FF4 is a surprisingly quick game (completed in under about 17 hours played.) There are a few points of real difficulty, but even those can be breezed through by simply doing fights as they come. I reached the end game on the moon at about level 57 across the party by the time we used the crystal in the last fight. Simply knowing how the Active Time Battle system works this time changed the whole world. I knew what counters were used by what monster; Behemoths were no longer a long, drawn out fight once I realized they countered every hit with a nasty attack. Rubicant was no longer a stopping point once I realized how his cloak works; and the water turtle demon Caganazzo, or whatever, was a push over.
Even without cheating and letting myself be back attacked on Mount Ordeals and wasting a turn swapping rows and not doubling back to use a tent wasn't really all that bad. Zeromus was difficult, but solely because Rydia had 2000~ HP (she ate all our HP apples) and would take 1800~ from Big Bang. This meant that Rosa's turn was either Curaja or waiting until Big Bang and then Curaja.
So, what did FF4 bring to the series? Characters are now actually characters. We tried to do this with FF2, but the NES was just a fairly weak platform to really do that. Kain and Cecil get the most development, but even Rosa and Rydia have moments and growth. In doing this, though, we lost a lot of the flexibility that made FF1 to FF3 fun. Characters are locked into a role; yes, Rosa can shoot her bow or spam Holy, but then who is going to heal? Even with the PSP remake letting me trade out my end party, the only real question is whether I take Rydia or Palom; Rosa or Porom; and then two of Cid, Yang or Kain. Edge and Edward, for all their speed, are just a bit too fragile for me to want to bring with us. With enough money, you can probably substitute Edward for your healer, but at that point it really wouldn't matter much at all, would it? (For the record, my end party was: Cecil, Kain, Yang, Rosa and Rydia.)
A lot of things worked really well in FF4, but the feeling of being constrained and knowing that my party was a fluid, changing thing, kept me from ever really slowing down to smell the roses. I never wanted to waste time on people who would be leaving soon. In FF5, we're going to see Squaresoft try and address these problems by giving us characters with customization, looking back to the job system of FF3 and truly realizing it to its fullest. But, that's not to sell FF4 short. Our characters integrated their skills into their personality; little Rydia learning to cast fire is fairly sophisticated, for an SNES Japanese RPG.

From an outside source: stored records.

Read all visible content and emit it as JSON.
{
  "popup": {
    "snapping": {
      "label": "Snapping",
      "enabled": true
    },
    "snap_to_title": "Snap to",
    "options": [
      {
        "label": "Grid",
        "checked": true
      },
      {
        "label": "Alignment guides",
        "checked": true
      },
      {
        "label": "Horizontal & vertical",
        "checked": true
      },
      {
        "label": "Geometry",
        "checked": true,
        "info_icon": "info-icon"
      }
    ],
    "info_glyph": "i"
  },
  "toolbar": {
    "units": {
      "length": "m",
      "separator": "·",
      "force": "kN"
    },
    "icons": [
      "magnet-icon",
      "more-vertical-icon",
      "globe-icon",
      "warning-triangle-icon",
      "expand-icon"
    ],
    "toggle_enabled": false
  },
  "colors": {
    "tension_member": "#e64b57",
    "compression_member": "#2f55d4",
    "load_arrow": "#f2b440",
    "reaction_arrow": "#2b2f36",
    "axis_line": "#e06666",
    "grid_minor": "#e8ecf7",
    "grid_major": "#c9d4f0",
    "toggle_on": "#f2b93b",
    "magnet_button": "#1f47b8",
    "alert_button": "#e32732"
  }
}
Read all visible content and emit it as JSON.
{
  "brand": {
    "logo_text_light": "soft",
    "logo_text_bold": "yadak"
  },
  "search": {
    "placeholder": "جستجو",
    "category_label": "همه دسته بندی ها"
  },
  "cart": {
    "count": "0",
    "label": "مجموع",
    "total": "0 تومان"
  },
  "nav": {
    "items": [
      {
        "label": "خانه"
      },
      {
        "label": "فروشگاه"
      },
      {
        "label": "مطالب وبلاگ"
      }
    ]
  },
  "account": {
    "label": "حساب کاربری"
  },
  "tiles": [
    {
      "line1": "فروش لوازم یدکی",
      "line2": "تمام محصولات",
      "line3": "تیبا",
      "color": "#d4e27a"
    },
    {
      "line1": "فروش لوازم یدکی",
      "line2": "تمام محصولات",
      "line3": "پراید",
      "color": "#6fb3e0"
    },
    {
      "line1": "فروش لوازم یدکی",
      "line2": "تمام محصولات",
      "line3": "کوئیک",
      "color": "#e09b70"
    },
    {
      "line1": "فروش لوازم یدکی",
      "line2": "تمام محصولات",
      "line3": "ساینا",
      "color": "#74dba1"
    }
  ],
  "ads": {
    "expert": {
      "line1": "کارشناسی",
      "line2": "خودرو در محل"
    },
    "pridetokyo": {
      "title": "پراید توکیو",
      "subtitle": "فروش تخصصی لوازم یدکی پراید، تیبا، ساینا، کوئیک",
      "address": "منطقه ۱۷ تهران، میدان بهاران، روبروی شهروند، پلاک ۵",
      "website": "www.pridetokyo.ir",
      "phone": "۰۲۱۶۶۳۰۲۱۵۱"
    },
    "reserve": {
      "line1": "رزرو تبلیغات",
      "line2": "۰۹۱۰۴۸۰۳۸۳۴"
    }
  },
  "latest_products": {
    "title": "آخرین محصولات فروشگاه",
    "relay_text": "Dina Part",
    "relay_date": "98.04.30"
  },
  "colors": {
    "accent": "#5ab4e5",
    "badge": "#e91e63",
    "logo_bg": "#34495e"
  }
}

Next, we'll be playing through the Interlude and the After Years.
Go on now and finish your Christmas shopping.